◆ Data about app and page elements ◆

* * * * *

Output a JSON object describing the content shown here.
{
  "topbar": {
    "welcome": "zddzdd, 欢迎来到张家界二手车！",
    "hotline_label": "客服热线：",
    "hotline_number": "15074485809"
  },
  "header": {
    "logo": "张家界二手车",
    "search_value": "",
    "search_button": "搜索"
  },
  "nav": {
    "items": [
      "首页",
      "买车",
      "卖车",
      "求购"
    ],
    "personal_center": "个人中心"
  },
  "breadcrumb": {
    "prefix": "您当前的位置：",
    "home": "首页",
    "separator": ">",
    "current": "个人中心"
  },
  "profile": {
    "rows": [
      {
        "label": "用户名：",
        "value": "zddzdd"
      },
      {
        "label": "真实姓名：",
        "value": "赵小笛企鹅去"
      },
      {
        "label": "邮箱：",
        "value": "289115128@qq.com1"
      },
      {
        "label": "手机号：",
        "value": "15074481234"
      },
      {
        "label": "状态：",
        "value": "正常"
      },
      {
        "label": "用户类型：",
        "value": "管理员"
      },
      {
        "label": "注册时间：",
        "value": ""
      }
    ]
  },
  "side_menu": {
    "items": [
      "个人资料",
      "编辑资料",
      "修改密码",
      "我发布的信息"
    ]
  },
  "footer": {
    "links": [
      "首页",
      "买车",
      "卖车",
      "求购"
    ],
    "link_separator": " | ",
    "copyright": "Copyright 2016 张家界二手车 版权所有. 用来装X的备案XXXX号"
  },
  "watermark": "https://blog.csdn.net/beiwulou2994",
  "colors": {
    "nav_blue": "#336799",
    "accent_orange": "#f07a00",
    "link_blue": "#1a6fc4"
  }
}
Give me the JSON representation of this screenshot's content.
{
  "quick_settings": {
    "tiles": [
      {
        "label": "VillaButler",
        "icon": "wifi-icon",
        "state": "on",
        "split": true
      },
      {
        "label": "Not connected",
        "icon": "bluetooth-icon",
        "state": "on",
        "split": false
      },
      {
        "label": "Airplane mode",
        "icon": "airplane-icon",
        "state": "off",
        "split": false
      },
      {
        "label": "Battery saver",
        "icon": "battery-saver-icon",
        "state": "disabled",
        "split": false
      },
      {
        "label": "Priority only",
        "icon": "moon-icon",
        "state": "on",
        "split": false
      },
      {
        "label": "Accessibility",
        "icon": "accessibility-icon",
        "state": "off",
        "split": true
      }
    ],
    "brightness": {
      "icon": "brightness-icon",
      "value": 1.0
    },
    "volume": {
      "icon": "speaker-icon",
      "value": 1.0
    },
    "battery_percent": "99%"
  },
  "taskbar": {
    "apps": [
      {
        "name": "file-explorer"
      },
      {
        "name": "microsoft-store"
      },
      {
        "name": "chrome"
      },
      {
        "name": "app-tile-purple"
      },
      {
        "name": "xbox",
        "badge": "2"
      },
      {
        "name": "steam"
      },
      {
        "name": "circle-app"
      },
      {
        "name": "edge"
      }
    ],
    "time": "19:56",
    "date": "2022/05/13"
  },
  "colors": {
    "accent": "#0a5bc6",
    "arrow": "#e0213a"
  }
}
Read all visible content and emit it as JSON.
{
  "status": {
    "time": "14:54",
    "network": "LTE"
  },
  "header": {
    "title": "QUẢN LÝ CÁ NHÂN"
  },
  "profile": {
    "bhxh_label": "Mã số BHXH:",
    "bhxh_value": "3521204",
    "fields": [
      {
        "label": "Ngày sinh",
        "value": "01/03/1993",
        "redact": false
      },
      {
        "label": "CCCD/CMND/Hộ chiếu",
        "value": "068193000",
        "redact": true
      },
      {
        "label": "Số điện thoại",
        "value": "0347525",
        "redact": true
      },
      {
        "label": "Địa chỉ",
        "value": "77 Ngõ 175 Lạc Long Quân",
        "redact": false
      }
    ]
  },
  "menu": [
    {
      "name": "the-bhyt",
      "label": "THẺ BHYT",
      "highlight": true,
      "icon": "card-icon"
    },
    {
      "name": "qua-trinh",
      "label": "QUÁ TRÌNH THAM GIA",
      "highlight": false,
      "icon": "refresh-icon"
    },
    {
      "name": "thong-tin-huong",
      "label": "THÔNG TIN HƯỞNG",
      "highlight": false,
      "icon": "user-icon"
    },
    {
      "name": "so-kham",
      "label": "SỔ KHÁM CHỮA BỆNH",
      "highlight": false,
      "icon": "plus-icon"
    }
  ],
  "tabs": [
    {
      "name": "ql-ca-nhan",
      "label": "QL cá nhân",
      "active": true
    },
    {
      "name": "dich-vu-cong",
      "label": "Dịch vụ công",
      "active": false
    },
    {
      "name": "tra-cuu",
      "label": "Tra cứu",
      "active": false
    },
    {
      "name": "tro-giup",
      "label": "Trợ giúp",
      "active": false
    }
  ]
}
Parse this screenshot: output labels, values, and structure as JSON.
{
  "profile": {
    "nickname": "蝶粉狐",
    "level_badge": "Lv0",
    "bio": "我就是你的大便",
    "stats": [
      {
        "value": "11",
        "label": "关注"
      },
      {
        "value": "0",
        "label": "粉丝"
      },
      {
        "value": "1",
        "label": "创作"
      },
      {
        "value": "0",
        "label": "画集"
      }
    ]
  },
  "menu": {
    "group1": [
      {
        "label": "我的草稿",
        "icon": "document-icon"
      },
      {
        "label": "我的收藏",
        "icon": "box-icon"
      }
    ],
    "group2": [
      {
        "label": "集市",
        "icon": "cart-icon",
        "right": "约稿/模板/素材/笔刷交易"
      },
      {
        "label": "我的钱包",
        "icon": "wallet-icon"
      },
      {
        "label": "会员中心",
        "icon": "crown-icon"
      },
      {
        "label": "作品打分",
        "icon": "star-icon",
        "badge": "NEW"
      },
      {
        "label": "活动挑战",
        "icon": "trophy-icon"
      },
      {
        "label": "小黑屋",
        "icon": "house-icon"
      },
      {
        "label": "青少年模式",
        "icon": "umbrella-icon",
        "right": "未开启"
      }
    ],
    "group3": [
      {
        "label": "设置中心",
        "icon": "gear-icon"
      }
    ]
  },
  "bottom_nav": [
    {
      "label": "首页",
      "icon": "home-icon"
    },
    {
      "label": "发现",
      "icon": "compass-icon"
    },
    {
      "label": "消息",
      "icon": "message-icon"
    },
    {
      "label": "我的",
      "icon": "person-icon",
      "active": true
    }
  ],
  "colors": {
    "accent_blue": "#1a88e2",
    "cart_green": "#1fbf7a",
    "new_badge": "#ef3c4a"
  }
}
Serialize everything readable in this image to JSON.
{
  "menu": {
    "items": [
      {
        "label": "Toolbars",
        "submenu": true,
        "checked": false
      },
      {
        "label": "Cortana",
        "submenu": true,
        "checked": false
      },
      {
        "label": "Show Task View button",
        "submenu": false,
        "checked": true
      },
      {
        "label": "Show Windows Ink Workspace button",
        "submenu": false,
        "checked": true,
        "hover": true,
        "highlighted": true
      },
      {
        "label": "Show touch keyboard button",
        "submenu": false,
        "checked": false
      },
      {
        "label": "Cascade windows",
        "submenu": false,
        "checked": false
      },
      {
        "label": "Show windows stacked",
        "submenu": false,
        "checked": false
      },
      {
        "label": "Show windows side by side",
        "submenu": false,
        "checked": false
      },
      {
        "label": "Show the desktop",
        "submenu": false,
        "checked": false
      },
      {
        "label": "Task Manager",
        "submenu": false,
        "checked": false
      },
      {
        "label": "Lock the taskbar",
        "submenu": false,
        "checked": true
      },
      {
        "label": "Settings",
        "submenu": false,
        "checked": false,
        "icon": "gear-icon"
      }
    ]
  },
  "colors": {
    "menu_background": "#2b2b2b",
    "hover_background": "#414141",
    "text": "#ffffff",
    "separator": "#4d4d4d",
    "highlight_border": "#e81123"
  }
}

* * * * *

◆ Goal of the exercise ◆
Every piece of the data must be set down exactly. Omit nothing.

◆ Reply to the task ◆
Output a JSON object describing the content shown here.
{
  "topbar": {
    "welcome": "zddzdd, 欢迎来到张家界二手车！",
    "hotline_label": "客服热线：",
    "hotline_number": "15074485809"
  },
  "header": {
    "logo": "张家界二手车",
    "search_value": "",
    "search_button": "搜索"
  },
  "nav": {
    "items": [
      "首页",
      "买车",
      "卖车",
      "求购"
    ],
    "personal_center": "个人中心"
  },
  "breadcrumb": {
    "prefix": "您当前的位置：",
    "home": "首页",
    "separator": ">",
    "current": "个人中心"
  },
  "profile": {
    "rows": [
      {
        "label": "用户名：",
        "value": "zddzdd"
      },
      {
        "label": "真实姓名：",
        "value": "赵小笛企鹅去"
      },
      {
        "label": "邮箱：",
        "value": "289115128@qq.com1"
      },
      {
        "label": "手机号：",
        "value": "15074481234"
      },
      {
        "label": "状态：",
        "value": "正常"
      },
      {
        "label": "用户类型：",
        "value": "管理员"
      },
      {
        "label": "注册时间：",
        "value": ""
      }
    ]
  },
  "side_menu": {
    "items": [
      "个人资料",
      "编辑资料",
      "修改密码",
      "我发布的信息"
    ]
  },
  "footer": {
    "links": [
      "首页",
      "买车",
      "卖车",
      "求购"
    ],
    "link_separator": " | ",
    "copyright": "Copyright 2016 张家界二手车 版权所有. 用来装X的备案XXXX号"
  },
  "watermark": "https://blog.csdn.net/beiwulou2994",
  "colors": {
    "nav_blue": "#336799",
    "accent_orange": "#f07a00",
    "link_blue": "#1a6fc4"
  }
}
Give me the JSON representation of this screenshot's content.
{
  "quick_settings": {
    "tiles": [
      {
        "label": "VillaButler",
        "icon": "wifi-icon",
        "state": "on",
        "split": true
      },
      {
        "label": "Not connected",
        "icon": "bluetooth-icon",
        "state": "on",
        "split": false
      },
      {
        "label": "Airplane mode",
        "icon": "airplane-icon",
        "state": "off",
        "split": false
      },
      {
        "label": "Battery saver",
        "icon": "battery-saver-icon",
        "state": "disabled",
        "split": false
      },
      {
        "label": "Priority only",
        "icon": "moon-icon",
        "state": "on",
        "split": false
      },
      {
        "label": "Accessibility",
        "icon": "accessibility-icon",
        "state": "off",
        "split": true
      }
    ],
    "brightness": {
      "icon": "brightness-icon",
      "value": 1.0
    },
    "volume": {
      "icon": "speaker-icon",
      "value": 1.0
    },
    "battery_percent": "99%"
  },
  "taskbar": {
    "apps": [
      {
        "name": "file-explorer"
      },
      {
        "name": "microsoft-store"
      },
      {
        "name": "chrome"
      },
      {
        "name": "app-tile-purple"
      },
      {
        "name": "xbox",
        "badge": "2"
      },
      {
        "name": "steam"
      },
      {
        "name": "circle-app"
      },
      {
        "name": "edge"
      }
    ],
    "time": "19:56",
    "date": "2022/05/13"
  },
  "colors": {
    "accent": "#0a5bc6",
    "arrow": "#e0213a"
  }
}
Read all visible content and emit it as JSON.
{
  "status": {
    "time": "14:54",
    "network": "LTE"
  },
  "header": {
    "title": "QUẢN LÝ CÁ NHÂN"
  },
  "profile": {
    "bhxh_label": "Mã số BHXH:",
    "bhxh_value": "3521204",
    "fields": [
      {
        "label": "Ngày sinh",
        "value": "01/03/1993",
        "redact": false
      },
      {
        "label": "CCCD/CMND/Hộ chiếu",
        "value": "068193000",
        "redact": true
      },
      {
        "label": "Số điện thoại",
        "value": "0347525",
        "redact": true
      },
      {
        "label": "Địa chỉ",
        "value": "77 Ngõ 175 Lạc Long Quân",
        "redact": false
      }
    ]
  },
  "menu": [
    {
      "name": "the-bhyt",
      "label": "THẺ BHYT",
      "highlight": true,
      "icon": "card-icon"
    },
    {
      "name": "qua-trinh",
      "label": "QUÁ TRÌNH THAM GIA",
      "highlight": false,
      "icon": "refresh-icon"
    },
    {
      "name": "thong-tin-huong",
      "label": "THÔNG TIN HƯỞNG",
      "highlight": false,
      "icon": "user-icon"
    },
    {
      "name": "so-kham",
      "label": "SỔ KHÁM CHỮA BỆNH",
      "highlight": false,
      "icon": "plus-icon"
    }
  ],
  "tabs": [
    {
      "name": "ql-ca-nhan",
      "label": "QL cá nhân",
      "active": true
    },
    {
      "name": "dich-vu-cong",
      "label": "Dịch vụ công",
      "active": false
    },
    {
      "name": "tra-cuu",
      "label": "Tra cứu",
      "active": false
    },
    {
      "name": "tro-giup",
      "label": "Trợ giúp",
      "active": false
    }
  ]
}
Parse this screenshot: output labels, values, and structure as JSON.
{
  "profile": {
    "nickname": "蝶粉狐",
    "level_badge": "Lv0",
    "bio": "我就是你的大便",
    "stats": [
      {
        "value": "11",
        "label": "关注"
      },
      {
        "value": "0",
        "label": "粉丝"
      },
      {
        "value": "1",
        "label": "创作"
      },
      {
        "value": "0",
        "label": "画集"
      }
    ]
  },
  "menu": {
    "group1": [
      {
        "label": "我的草稿",
        "icon": "document-icon"
      },
      {
        "label": "我的收藏",
        "icon": "box-icon"
      }
    ],
    "group2": [
      {
        "label": "集市",
        "icon": "cart-icon",
        "right": "约稿/模板/素材/笔刷交易"
      },
      {
        "label": "我的钱包",
        "icon": "wallet-icon"
      },
      {
        "label": "会员中心",
        "icon": "crown-icon"
      },
      {
        "label": "作品打分",
        "icon": "star-icon",
        "badge": "NEW"
      },
      {
        "label": "活动挑战",
        "icon": "trophy-icon"
      },
      {
        "label": "小黑屋",
        "icon": "house-icon"
      },
      {
        "label": "青少年模式",
        "icon": "umbrella-icon",
        "right": "未开启"
      }
    ],
    "group3": [
      {
        "label": "设置中心",
        "icon": "gear-icon"
      }
    ]
  },
  "bottom_nav": [
    {
      "label": "首页",
      "icon": "home-icon"
    },
    {
      "label": "发现",
      "icon": "compass-icon"
    },
    {
      "label": "消息",
      "icon": "message-icon"
    },
    {
      "label": "我的",
      "icon": "person-icon",
      "active": true
    }
  ],
  "colors": {
    "accent_blue": "#1a88e2",
    "cart_green": "#1fbf7a",
    "new_badge": "#ef3c4a"
  }
}
Serialize everything readable in this image to JSON.
{
  "menu": {
    "items": [
      {
        "label": "Toolbars",
        "submenu": true,
        "checked": false
      },
      {
        "label": "Cortana",
        "submenu": true,
        "checked": false
      },
      {
        "label": "Show Task View button",
        "submenu": false,
        "checked": true
      },
      {
        "label": "Show Windows Ink Workspace button",
        "submenu": false,
        "checked": true,
        "hover": true,
        "highlighted": true
      },
      {
        "label": "Show touch keyboard button",
        "submenu": false,
        "checked": false
      },
      {
        "label": "Cascade windows",
        "submenu": false,
        "checked": false
      },
      {
        "label": "Show windows stacked",
        "submenu": false,
        "checked": false
      },
      {
        "label": "Show windows side by side",
        "submenu": false,
        "checked": false
      },
      {
        "label": "Show the desktop",
        "submenu": false,
        "checked": false
      },
      {
        "label": "Task Manager",
        "submenu": false,
        "checked": false
      },
      {
        "label": "Lock the taskbar",
        "submenu": false,
        "checked": true
      },
      {
        "label": "Settings",
        "submenu": false,
        "checked": false,
        "icon": "gear-icon"
      }
    ]
  },
  "colors": {
    "menu_background": "#2b2b2b",
    "hover_background": "#414141",
    "text": "#ffffff",
    "separator": "#4d4d4d",
    "highlight_border": "#e81123"
  }
}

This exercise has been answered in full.